»We are very serious about the safety of our customers, the bank and society at large and we invest heavily in the area. We are firmly against being used as a platform for laundering or other forms of criminal activity,« said Stine Wind.

Authority springs to action

Berlingske have presented the Danish Fraud Squad and The Financial Supervisory Authority with the material. Acting Assistant Chief of Police Thomas Anderskov Riis declined to comment on specific details but he assured that the state prosecutor for economic crime would work closely with the Financial Supervisory Authority on the investigation.

CEO of The Financial Supervisory Authority Jesper Berg promised to take action based on the materiel presented by Berlingske:

»This may well be a major new case of money laundering extending beyond the borders of Denmark and therefore we are in contact with the relevant authorities.«

The case traces back to 2014 when it emerged that up to $ 20B had been laundered through the banks Trasta Komercbanka and Moldindcon in Latvia and Moldova respectively. The origin of that money has yet to be established but the investigation so far hints at criminality in Russia among possibly other places.

The intermediaries succeeded in disguising the money as repayment of non-performing loans. This maneuver required the use of countless of shell companies around the world, fictitious loans plus the aid of fourteen Moldavian judges, now arrested and charged.

From Moldova the money was transferred to a host of well-known banks throughout Europe – Nordea and Danske Bank being just two of them.

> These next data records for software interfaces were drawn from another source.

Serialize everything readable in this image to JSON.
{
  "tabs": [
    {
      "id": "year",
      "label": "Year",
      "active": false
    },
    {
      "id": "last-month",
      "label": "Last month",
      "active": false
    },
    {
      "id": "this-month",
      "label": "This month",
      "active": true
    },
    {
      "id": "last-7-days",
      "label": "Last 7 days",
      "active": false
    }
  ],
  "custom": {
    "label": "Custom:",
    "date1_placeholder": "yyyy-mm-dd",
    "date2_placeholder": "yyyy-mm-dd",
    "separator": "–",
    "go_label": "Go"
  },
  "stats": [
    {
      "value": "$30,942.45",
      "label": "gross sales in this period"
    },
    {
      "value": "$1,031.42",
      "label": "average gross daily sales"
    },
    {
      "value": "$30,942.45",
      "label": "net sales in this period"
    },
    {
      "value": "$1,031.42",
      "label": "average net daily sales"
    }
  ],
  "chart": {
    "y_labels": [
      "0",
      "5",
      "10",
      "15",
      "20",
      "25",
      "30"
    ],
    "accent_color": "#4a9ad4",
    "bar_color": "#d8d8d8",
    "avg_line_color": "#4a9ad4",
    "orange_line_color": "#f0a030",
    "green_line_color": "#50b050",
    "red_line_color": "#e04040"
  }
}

Big, international banks like Deutsche Bank and British HSBC have also been targeted.

Other stories from Berlingske's Investigative Team.